▶ Your objective:
How many lines in the listing below include the word "true"? Reply with the count alone.

▶ Excerpted records:
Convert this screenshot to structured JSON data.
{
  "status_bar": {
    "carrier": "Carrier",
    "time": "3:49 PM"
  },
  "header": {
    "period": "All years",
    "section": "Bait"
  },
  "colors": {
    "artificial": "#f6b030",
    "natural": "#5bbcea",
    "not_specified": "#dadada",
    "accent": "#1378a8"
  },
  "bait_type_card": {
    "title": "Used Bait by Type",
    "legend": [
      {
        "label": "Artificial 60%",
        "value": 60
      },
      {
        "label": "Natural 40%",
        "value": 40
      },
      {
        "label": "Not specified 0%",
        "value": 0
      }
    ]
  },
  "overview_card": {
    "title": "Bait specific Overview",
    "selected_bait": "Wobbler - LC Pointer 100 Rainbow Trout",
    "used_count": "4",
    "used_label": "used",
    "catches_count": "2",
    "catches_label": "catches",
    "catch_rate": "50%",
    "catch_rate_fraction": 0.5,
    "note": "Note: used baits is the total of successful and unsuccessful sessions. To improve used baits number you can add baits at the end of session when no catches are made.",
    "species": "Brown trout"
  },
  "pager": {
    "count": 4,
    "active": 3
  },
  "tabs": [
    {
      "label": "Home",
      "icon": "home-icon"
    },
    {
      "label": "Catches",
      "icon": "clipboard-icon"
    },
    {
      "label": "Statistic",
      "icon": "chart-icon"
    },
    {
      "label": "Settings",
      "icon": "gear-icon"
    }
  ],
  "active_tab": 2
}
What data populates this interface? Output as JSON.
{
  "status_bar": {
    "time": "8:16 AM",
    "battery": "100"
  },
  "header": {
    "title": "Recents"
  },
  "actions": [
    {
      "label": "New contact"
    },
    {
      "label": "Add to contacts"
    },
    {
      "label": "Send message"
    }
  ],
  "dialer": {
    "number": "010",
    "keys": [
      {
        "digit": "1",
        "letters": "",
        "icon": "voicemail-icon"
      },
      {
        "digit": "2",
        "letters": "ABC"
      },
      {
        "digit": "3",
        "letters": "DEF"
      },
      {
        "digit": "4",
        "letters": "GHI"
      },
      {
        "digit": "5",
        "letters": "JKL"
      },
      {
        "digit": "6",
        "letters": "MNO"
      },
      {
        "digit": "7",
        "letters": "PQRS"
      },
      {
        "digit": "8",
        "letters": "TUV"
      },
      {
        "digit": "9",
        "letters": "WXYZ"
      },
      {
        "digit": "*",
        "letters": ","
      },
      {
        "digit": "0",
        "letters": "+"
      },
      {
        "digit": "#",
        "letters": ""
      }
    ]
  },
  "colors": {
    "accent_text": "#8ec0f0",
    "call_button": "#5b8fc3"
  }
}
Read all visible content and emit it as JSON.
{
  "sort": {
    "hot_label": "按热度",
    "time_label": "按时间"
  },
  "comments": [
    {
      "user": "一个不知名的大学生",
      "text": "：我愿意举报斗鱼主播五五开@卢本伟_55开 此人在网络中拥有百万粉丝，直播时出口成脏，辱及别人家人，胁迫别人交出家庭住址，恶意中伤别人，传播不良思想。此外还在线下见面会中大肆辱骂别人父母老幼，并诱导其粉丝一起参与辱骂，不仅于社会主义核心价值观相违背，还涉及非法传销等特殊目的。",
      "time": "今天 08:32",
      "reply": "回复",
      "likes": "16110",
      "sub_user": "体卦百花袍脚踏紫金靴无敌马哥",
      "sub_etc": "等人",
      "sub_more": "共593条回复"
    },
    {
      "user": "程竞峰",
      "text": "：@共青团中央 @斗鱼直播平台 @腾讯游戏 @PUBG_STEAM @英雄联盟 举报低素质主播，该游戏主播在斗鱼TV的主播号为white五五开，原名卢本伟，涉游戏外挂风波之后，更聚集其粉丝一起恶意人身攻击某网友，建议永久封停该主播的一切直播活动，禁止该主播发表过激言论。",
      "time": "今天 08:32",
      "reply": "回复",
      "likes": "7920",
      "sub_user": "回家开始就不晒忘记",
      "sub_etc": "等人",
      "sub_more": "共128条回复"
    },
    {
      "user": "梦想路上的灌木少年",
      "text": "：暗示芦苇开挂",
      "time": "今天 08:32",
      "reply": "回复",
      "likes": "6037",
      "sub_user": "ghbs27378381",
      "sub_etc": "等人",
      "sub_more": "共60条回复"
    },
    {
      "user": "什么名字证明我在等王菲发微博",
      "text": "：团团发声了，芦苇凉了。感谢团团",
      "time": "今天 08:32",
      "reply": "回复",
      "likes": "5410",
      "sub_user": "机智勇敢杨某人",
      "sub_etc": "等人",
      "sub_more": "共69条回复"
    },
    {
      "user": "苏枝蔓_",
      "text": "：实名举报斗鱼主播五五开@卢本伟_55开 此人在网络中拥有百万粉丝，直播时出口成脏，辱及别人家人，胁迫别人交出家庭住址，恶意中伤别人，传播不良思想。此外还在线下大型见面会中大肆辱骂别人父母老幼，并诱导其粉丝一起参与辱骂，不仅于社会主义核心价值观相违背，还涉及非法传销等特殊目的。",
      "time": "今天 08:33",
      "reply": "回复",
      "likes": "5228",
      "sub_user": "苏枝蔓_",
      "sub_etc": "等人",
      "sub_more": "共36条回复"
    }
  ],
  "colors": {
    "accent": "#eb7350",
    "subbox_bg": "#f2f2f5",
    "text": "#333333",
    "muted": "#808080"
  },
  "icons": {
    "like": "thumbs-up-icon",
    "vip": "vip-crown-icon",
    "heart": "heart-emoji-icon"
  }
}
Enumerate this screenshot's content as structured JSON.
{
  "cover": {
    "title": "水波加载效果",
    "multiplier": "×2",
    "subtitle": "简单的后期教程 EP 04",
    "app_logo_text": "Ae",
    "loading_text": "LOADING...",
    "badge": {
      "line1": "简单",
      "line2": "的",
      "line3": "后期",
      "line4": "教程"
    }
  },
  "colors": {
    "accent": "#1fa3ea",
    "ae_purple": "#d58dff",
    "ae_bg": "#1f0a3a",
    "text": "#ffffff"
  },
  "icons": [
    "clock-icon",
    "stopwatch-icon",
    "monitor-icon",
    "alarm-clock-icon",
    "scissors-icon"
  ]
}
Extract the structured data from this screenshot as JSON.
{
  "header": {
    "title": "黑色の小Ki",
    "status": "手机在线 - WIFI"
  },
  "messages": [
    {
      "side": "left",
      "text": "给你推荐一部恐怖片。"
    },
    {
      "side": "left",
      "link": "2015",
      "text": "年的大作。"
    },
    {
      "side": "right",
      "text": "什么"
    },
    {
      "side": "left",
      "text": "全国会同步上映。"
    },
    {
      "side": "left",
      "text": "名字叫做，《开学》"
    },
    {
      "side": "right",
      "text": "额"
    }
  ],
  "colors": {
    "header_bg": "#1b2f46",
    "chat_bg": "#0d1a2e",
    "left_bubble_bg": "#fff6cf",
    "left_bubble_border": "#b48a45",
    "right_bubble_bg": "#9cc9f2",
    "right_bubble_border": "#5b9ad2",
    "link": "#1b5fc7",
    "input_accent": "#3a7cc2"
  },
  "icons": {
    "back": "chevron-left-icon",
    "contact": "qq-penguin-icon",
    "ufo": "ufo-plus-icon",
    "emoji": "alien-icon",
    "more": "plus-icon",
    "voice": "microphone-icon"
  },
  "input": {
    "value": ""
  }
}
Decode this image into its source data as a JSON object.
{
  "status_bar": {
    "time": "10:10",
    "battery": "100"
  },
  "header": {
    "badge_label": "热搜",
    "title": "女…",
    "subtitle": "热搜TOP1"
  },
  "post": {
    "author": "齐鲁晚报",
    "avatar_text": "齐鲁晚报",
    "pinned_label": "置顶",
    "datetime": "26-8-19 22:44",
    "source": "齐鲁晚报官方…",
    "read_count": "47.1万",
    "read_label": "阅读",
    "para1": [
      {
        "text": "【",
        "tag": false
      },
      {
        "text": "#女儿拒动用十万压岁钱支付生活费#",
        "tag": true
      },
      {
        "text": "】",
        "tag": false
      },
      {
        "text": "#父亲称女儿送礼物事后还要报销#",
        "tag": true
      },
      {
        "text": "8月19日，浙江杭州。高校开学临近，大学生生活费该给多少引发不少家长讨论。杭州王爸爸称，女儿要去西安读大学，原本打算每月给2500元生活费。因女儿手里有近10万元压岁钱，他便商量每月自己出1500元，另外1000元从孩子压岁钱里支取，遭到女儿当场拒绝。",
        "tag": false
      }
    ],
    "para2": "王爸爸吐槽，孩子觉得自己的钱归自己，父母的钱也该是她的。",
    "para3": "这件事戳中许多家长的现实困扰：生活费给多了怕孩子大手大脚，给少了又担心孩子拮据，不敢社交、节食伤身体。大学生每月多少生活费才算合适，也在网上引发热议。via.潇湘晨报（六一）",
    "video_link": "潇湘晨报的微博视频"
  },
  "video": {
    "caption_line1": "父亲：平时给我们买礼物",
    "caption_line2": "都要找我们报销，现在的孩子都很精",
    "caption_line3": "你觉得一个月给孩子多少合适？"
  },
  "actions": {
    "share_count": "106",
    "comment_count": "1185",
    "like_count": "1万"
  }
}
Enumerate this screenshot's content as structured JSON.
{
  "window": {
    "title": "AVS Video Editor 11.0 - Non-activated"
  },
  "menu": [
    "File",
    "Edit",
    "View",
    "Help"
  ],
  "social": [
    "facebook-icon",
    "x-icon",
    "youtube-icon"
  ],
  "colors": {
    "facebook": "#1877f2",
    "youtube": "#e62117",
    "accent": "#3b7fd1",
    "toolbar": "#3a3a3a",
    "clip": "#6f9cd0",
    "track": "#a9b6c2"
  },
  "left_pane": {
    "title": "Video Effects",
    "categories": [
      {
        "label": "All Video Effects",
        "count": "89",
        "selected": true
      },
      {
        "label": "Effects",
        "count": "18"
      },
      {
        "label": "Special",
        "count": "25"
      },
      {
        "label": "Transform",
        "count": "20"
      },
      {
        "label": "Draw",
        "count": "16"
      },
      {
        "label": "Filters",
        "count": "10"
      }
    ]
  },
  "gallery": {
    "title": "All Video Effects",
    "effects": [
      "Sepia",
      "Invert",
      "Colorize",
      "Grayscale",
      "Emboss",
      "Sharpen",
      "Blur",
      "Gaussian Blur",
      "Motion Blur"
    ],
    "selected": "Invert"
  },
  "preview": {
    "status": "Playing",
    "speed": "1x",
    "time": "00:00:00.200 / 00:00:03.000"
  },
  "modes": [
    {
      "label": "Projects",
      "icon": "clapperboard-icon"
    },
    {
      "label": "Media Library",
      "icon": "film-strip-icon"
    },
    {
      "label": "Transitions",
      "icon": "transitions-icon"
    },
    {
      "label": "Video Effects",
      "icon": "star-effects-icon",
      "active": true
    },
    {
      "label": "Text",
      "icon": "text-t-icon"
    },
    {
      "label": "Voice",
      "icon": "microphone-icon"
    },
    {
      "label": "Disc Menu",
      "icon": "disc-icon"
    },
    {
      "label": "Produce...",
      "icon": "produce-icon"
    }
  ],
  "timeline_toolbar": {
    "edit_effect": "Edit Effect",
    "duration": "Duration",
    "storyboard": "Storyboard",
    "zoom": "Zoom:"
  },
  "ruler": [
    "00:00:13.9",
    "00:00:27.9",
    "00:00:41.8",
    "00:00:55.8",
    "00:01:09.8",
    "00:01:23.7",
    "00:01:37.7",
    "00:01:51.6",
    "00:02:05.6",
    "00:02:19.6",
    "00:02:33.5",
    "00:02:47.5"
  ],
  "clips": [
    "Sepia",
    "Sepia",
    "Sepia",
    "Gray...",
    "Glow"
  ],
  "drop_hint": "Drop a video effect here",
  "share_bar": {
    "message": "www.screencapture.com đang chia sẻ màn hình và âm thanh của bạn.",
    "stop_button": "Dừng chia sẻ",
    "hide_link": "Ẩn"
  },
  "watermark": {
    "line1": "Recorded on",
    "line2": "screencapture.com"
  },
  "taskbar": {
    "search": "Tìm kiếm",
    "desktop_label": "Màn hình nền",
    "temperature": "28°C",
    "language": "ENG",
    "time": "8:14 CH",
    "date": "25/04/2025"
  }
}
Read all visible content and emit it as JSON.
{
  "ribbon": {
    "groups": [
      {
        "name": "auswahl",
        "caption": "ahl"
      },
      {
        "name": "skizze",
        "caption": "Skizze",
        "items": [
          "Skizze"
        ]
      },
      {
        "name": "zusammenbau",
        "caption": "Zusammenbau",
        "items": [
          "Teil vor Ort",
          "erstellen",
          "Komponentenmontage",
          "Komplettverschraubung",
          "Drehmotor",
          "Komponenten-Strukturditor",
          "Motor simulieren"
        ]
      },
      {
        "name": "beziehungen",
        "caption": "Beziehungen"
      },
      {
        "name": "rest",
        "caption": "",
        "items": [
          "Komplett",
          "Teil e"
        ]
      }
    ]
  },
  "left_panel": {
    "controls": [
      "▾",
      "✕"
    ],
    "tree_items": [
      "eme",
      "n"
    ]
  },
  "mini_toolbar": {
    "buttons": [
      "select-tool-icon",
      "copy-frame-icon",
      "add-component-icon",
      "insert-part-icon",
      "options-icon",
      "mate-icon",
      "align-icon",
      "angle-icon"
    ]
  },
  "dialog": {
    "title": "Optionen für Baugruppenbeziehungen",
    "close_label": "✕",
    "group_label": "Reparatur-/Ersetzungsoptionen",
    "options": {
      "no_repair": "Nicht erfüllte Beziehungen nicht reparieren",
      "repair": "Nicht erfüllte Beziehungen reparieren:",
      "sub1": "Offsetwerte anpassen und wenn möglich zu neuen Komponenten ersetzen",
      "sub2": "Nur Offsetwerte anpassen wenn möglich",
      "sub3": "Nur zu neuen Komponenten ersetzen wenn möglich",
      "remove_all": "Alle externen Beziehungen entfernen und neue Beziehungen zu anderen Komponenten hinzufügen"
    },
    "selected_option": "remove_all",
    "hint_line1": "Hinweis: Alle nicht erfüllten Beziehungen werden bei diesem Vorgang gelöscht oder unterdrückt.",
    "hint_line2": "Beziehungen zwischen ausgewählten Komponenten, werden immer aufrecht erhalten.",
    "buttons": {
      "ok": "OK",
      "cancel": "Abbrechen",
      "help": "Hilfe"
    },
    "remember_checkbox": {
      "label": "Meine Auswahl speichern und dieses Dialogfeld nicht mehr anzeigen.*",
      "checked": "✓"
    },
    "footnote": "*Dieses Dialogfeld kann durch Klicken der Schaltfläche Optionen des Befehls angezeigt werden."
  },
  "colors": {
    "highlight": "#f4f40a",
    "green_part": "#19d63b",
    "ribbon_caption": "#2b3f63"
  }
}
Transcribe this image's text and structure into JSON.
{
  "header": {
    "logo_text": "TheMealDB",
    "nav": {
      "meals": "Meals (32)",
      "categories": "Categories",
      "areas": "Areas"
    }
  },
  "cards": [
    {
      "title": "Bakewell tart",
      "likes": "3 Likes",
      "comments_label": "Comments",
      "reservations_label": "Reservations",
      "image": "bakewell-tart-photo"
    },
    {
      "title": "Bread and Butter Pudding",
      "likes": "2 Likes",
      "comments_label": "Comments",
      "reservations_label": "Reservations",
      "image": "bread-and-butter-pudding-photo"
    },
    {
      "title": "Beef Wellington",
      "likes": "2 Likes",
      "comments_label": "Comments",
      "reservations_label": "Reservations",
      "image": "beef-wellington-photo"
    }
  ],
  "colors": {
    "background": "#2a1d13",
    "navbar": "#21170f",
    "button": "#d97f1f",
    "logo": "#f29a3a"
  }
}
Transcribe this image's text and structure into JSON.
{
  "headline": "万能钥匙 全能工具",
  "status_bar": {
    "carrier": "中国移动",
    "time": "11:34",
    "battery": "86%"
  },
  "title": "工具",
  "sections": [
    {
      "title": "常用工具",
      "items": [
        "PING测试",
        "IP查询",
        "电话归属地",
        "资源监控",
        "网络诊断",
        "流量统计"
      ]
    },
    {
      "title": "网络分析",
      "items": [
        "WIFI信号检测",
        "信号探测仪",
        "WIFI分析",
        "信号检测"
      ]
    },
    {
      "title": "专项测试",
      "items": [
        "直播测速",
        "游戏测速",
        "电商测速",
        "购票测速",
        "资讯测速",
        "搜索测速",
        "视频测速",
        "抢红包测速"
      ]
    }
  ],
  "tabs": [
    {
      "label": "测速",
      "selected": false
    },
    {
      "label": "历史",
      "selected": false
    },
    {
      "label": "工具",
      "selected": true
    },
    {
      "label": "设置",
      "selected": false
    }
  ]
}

▶ Response area:
5